◆ **RECORDS FOR THE EXERCISE**
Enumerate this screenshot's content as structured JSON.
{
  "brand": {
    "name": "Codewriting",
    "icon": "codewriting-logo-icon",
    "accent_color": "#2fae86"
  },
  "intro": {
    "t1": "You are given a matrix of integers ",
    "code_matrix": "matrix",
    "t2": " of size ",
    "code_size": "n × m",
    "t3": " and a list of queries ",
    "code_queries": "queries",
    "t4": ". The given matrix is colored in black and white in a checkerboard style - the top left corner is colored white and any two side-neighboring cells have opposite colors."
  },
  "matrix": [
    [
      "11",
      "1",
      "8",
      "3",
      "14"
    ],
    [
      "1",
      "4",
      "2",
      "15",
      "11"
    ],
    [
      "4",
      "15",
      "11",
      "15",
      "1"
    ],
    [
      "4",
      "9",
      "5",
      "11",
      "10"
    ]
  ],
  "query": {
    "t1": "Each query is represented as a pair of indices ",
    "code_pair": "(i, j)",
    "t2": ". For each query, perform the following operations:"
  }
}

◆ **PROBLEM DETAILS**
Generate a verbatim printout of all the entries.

◆ **RESPONSE AREA**
Enumerate this screenshot's content as structured JSON.
{
  "brand": {
    "name": "Codewriting",
    "icon": "codewriting-logo-icon",
    "accent_color": "#2fae86"
  },
  "intro": {
    "t1": "You are given a matrix of integers ",
    "code_matrix": "matrix",
    "t2": " of size ",
    "code_size": "n × m",
    "t3": " and a list of queries ",
    "code_queries": "queries",
    "t4": ". The given matrix is colored in black and white in a checkerboard style - the top left corner is colored white and any two side-neighboring cells have opposite colors."
  },
  "matrix": [
    [
      "11",
      "1",
      "8",
      "3",
      "14"
    ],
    [
      "1",
      "4",
      "2",
      "15",
      "11"
    ],
    [
      "4",
      "15",
      "11",
      "15",
      "1"
    ],
    [
      "4",
      "9",
      "5",
      "11",
      "10"
    ]
  ],
  "query": {
    "t1": "Each query is represented as a pair of indices ",
    "code_pair": "(i, j)",
    "t2": ". For each query, perform the following operations:"
  }
}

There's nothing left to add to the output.